[DATA TO EXAMINE — start]

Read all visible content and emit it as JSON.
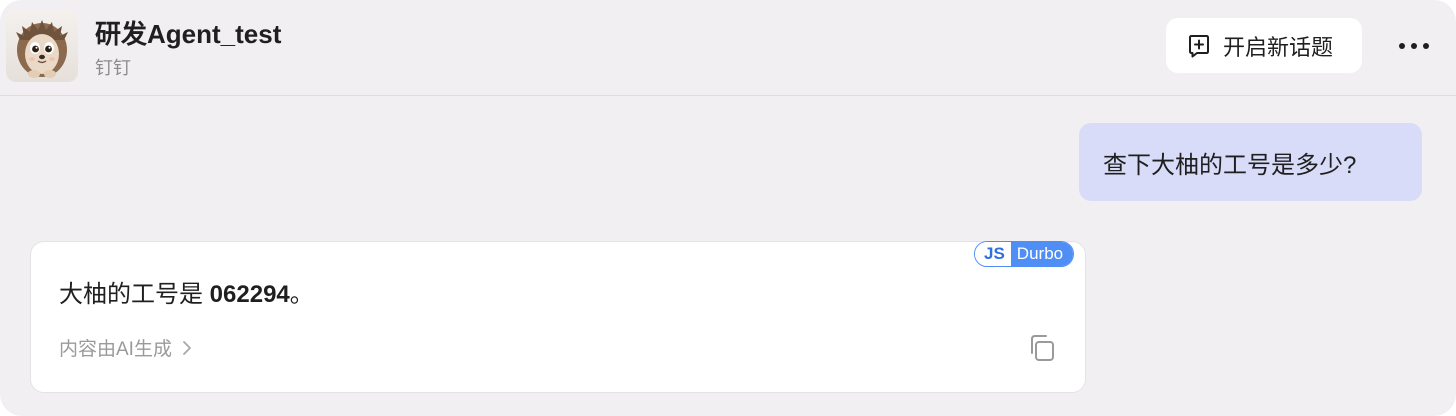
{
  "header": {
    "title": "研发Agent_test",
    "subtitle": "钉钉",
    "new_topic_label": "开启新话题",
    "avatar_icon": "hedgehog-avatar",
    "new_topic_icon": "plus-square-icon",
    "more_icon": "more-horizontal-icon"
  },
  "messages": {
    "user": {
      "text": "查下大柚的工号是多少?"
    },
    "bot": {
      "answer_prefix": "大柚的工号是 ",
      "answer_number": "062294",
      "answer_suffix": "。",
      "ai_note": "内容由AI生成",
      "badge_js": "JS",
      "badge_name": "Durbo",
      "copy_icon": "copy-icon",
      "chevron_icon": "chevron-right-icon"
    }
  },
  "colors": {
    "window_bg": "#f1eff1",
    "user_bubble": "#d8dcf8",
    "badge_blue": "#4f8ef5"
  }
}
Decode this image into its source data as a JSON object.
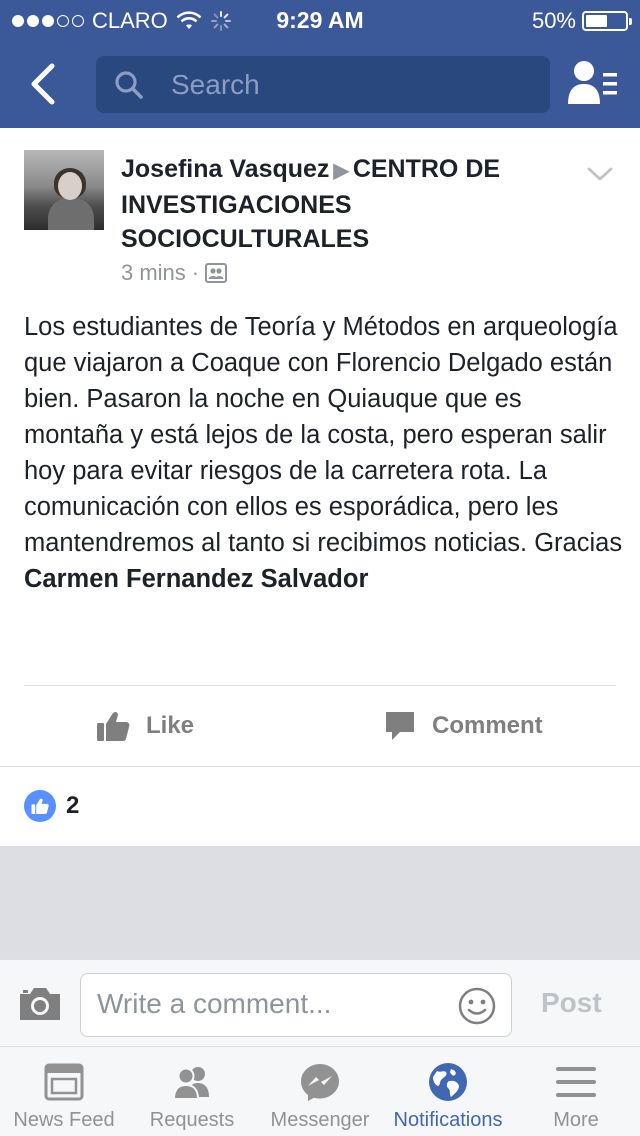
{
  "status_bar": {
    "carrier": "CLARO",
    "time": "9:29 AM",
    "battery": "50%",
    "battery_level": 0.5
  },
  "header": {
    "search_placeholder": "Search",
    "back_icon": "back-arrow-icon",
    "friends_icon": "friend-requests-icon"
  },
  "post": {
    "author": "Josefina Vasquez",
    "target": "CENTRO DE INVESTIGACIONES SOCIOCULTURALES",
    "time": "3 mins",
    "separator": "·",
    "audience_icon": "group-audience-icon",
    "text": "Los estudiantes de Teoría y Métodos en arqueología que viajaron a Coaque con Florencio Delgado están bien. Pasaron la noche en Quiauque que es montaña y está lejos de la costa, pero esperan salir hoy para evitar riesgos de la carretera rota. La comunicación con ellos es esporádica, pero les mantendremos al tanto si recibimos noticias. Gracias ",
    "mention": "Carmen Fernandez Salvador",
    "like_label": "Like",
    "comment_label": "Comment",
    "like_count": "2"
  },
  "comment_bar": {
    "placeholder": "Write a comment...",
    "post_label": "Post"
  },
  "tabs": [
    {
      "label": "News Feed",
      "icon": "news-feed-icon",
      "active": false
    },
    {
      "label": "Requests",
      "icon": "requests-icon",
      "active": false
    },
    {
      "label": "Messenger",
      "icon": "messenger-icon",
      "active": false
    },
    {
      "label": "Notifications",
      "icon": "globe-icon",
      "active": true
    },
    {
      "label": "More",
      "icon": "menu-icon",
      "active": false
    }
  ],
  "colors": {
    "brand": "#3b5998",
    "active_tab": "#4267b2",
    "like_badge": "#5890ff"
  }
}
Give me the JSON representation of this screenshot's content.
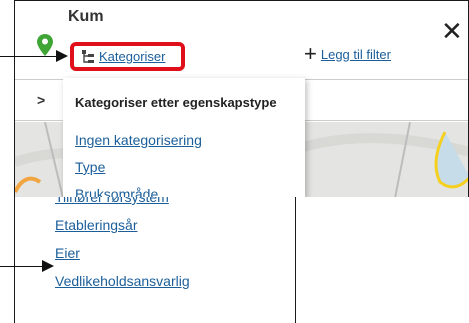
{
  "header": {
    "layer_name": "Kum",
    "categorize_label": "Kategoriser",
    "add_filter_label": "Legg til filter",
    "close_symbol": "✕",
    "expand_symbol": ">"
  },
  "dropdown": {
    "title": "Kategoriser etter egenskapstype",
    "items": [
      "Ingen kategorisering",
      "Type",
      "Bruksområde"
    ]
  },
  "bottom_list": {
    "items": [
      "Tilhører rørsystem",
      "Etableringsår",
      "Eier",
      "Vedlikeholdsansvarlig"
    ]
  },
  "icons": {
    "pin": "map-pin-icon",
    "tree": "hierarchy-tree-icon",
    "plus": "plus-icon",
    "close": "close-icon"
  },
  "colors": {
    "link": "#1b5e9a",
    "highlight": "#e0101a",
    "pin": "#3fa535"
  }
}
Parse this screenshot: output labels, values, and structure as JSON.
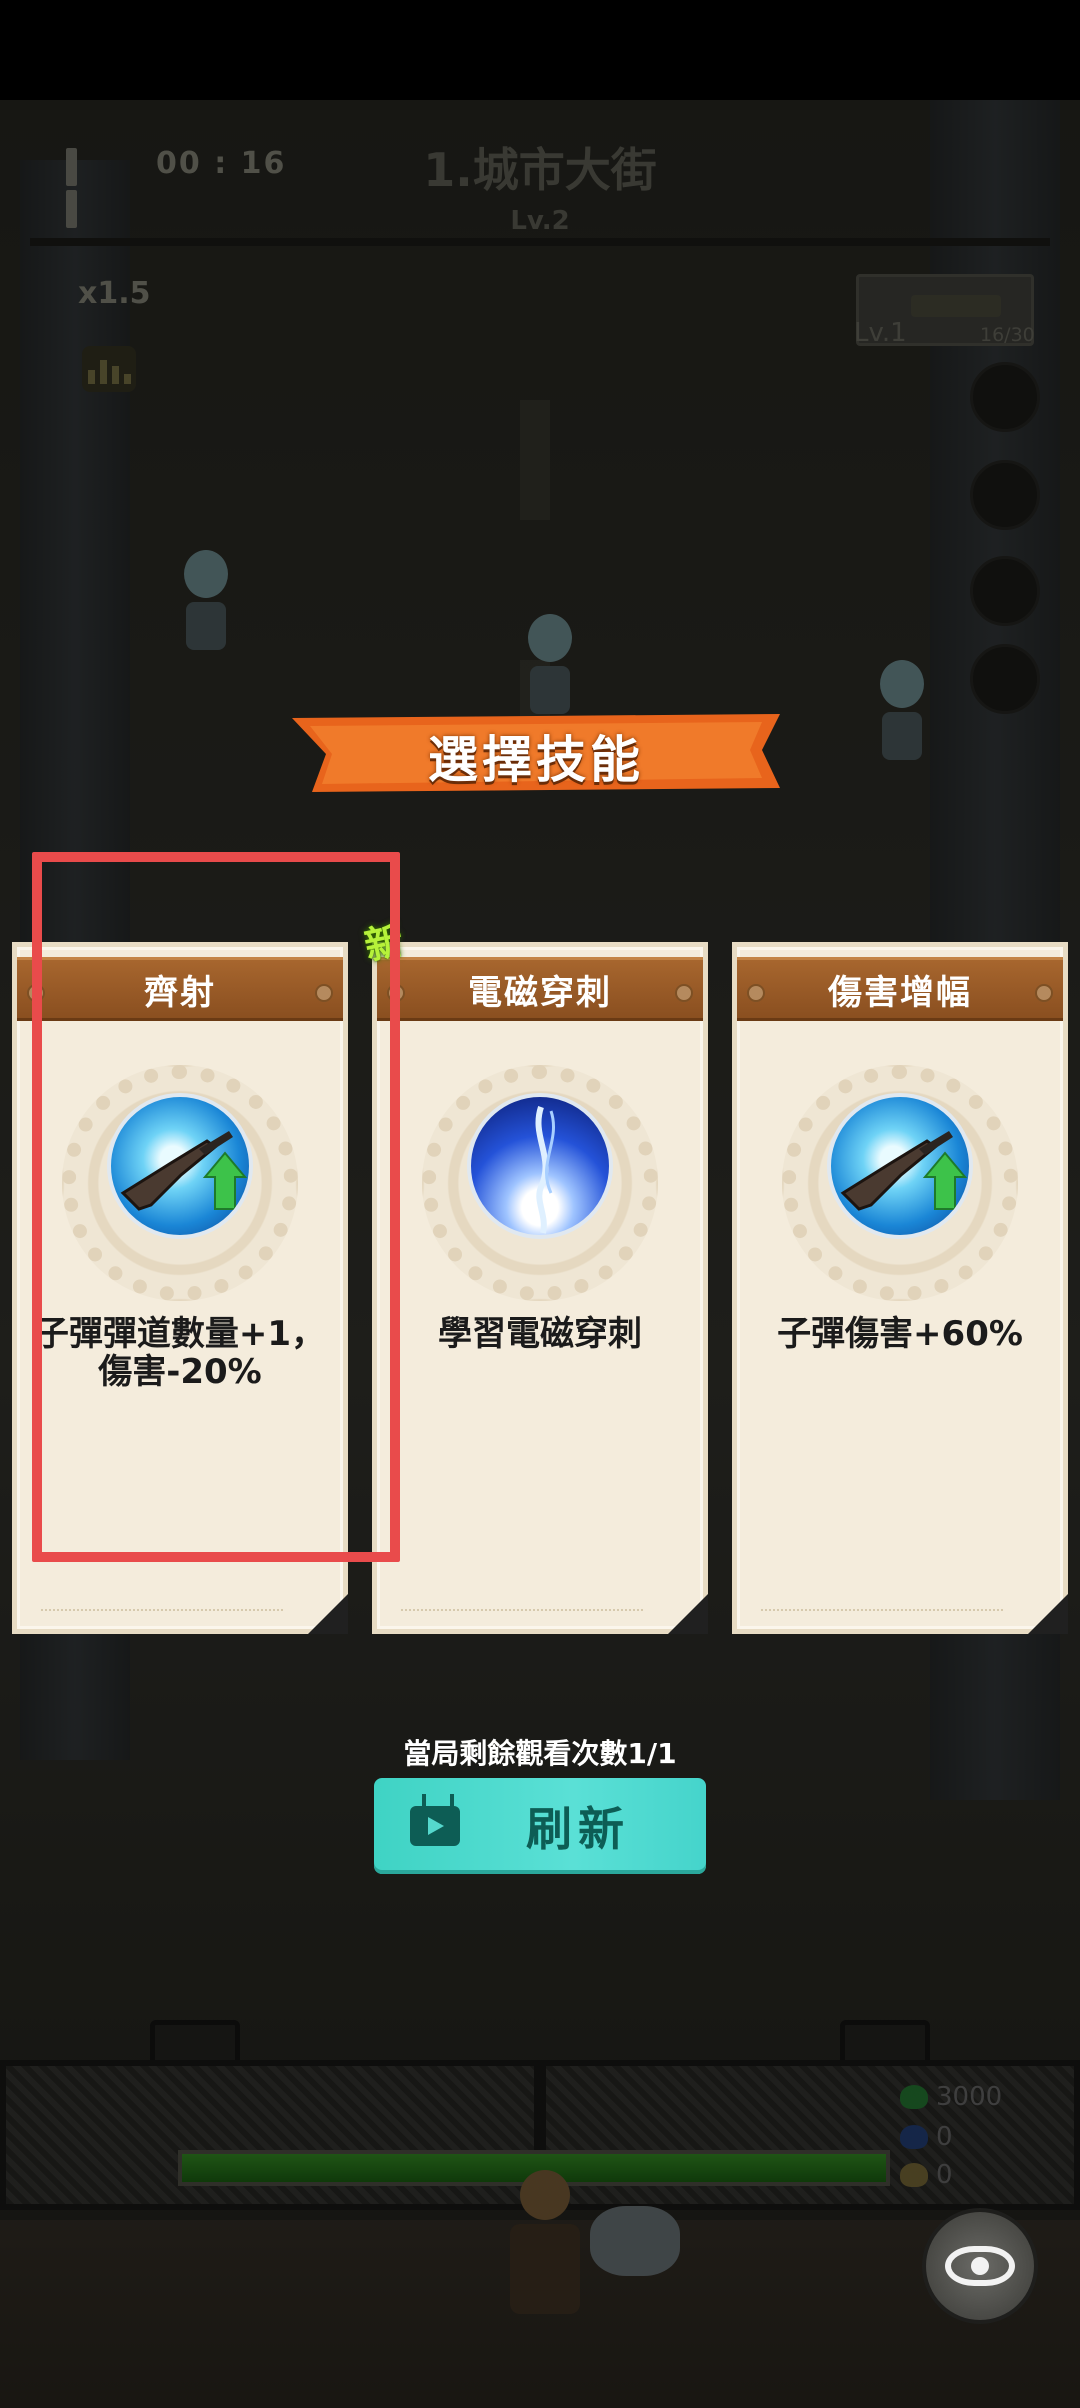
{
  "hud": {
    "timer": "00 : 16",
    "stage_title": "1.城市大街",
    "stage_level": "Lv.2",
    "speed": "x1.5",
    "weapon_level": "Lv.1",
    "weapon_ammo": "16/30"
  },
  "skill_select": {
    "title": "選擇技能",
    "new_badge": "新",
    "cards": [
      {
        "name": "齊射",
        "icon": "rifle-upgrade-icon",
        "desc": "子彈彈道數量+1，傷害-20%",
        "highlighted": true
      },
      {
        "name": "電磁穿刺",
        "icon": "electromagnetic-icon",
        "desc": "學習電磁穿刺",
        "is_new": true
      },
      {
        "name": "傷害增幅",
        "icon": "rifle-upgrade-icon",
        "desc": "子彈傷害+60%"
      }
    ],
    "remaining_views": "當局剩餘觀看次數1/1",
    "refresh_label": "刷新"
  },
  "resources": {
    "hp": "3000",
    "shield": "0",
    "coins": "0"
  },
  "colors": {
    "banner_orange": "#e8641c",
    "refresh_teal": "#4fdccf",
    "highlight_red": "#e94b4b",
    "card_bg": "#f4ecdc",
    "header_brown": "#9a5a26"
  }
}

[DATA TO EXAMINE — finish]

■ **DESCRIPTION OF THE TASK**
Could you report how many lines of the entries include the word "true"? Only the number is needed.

■ **EXPECTED ANSWER**
3